START DATA FOR THE TASK

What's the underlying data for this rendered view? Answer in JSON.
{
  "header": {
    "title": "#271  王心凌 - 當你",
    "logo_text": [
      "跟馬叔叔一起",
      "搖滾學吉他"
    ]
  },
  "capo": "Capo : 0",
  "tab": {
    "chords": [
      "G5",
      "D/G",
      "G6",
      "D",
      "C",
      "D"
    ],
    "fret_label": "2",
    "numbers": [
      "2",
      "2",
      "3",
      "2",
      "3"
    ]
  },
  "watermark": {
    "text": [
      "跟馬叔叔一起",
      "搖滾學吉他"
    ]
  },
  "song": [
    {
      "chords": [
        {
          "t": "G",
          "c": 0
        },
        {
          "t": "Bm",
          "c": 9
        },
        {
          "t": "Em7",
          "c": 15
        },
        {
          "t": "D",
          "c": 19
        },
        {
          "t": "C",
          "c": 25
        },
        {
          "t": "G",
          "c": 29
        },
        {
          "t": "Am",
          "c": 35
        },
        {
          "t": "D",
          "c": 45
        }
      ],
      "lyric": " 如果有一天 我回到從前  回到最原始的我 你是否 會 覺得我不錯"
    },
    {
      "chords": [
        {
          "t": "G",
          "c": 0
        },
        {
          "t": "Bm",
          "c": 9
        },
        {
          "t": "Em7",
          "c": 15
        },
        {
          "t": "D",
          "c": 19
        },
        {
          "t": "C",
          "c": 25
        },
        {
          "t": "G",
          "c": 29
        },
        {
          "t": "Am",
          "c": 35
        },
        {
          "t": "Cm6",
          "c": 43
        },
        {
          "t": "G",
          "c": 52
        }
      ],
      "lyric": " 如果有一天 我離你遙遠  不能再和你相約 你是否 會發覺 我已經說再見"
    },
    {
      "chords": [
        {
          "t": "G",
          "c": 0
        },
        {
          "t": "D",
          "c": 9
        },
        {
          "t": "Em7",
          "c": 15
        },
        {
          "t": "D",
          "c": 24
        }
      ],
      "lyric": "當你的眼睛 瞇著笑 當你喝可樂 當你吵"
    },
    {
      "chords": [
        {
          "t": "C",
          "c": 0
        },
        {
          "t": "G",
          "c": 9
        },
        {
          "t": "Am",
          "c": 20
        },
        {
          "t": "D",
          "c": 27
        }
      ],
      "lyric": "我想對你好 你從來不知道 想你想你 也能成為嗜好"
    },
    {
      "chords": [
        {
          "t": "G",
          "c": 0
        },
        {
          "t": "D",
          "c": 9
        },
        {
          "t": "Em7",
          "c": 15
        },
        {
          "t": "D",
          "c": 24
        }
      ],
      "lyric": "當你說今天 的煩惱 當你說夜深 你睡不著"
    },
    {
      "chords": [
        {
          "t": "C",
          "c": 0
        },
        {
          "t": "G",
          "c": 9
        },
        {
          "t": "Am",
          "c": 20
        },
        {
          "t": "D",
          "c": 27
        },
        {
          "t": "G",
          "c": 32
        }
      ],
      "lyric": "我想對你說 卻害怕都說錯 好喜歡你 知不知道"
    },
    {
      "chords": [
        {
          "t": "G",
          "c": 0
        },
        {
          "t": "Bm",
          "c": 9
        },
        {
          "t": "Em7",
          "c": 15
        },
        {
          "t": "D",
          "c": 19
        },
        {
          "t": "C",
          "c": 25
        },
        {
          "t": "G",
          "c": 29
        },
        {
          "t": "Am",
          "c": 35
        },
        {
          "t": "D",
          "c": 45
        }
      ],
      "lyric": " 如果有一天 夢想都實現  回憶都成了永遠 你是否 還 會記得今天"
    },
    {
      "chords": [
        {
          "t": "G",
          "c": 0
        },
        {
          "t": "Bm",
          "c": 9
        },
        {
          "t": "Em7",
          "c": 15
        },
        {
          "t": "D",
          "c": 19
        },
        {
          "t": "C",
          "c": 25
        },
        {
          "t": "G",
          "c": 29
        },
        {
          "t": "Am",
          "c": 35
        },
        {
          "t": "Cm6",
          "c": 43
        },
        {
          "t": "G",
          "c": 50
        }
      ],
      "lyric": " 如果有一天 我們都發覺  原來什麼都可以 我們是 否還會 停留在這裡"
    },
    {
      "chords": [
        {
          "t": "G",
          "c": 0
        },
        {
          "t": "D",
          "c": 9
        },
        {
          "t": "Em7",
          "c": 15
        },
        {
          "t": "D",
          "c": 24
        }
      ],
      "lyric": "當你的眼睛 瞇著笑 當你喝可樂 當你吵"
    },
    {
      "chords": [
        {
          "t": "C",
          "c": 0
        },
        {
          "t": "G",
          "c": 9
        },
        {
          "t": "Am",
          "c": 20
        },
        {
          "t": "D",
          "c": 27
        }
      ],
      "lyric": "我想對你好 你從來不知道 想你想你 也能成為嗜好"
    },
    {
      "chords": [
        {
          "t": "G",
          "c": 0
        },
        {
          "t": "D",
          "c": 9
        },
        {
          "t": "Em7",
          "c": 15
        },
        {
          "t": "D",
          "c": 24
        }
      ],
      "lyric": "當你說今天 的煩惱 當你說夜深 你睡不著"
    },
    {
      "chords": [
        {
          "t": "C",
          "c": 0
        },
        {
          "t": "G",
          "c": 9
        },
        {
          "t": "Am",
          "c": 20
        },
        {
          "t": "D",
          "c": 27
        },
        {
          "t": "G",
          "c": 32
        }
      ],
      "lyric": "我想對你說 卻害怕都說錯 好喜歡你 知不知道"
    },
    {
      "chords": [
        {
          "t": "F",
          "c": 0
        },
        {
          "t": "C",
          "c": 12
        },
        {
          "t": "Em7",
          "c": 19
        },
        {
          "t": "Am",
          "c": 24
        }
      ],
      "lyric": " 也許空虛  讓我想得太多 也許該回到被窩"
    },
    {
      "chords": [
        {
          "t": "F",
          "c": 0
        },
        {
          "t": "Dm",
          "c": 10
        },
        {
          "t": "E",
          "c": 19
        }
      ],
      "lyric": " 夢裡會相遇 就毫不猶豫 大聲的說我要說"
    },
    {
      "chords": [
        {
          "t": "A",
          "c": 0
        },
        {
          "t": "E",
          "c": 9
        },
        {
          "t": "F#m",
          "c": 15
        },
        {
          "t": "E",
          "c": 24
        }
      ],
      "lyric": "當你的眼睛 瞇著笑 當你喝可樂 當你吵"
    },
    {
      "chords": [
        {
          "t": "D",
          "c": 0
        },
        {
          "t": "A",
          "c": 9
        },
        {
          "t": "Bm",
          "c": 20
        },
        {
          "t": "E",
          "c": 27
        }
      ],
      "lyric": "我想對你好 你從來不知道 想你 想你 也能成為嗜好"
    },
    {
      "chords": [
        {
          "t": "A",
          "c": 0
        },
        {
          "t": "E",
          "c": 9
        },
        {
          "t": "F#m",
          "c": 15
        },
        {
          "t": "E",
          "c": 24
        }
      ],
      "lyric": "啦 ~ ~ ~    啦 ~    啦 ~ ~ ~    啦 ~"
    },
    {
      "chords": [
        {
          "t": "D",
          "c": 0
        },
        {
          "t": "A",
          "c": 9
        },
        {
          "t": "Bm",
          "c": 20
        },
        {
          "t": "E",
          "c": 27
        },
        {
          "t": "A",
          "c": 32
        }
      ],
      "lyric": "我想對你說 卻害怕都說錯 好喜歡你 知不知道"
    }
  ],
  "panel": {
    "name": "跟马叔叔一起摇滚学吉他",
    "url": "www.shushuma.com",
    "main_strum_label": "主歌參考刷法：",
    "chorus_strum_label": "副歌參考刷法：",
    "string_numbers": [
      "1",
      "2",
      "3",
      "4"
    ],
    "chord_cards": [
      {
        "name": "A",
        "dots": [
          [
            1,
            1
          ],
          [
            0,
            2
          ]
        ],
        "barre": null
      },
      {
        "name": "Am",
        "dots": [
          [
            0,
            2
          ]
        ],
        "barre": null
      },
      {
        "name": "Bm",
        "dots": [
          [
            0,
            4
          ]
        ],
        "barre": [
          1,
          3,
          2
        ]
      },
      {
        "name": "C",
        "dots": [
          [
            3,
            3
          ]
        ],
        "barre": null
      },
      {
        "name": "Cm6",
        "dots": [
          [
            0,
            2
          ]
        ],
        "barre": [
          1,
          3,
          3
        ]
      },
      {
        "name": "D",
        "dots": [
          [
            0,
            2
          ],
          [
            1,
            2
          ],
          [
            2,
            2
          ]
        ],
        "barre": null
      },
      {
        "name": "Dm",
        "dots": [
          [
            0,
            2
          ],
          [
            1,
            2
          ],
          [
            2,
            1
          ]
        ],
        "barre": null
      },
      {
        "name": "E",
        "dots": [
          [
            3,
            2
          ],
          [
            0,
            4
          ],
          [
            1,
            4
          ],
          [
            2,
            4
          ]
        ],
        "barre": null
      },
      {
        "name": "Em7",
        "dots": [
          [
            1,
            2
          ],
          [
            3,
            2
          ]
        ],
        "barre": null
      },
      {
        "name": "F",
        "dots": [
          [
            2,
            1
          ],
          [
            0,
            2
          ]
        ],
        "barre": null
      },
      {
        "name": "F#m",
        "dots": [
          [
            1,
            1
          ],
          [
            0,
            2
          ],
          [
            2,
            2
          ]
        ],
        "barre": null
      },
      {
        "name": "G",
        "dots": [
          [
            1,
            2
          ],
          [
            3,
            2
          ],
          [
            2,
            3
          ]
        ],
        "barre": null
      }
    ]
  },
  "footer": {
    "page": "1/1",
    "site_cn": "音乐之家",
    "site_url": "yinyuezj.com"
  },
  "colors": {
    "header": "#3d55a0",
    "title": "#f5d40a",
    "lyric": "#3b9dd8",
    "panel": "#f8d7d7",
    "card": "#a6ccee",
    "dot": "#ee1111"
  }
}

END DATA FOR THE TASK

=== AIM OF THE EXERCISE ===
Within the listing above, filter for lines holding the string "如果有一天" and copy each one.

=== SOLUTION BELOW ===
      "lyric": " 如果有一天 我回到從前  回到最原始的我 你是否 會 覺得我不錯"
      "lyric": " 如果有一天 我離你遙遠  不能再和你相約 你是否 會發覺 我已經說再見"
      "lyric": " 如果有一天 夢想都實現  回憶都成了永遠 你是否 還 會記得今天"
      "lyric": " 如果有一天 我們都發覺  原來什麼都可以 我們是 否還會 停留在這裡"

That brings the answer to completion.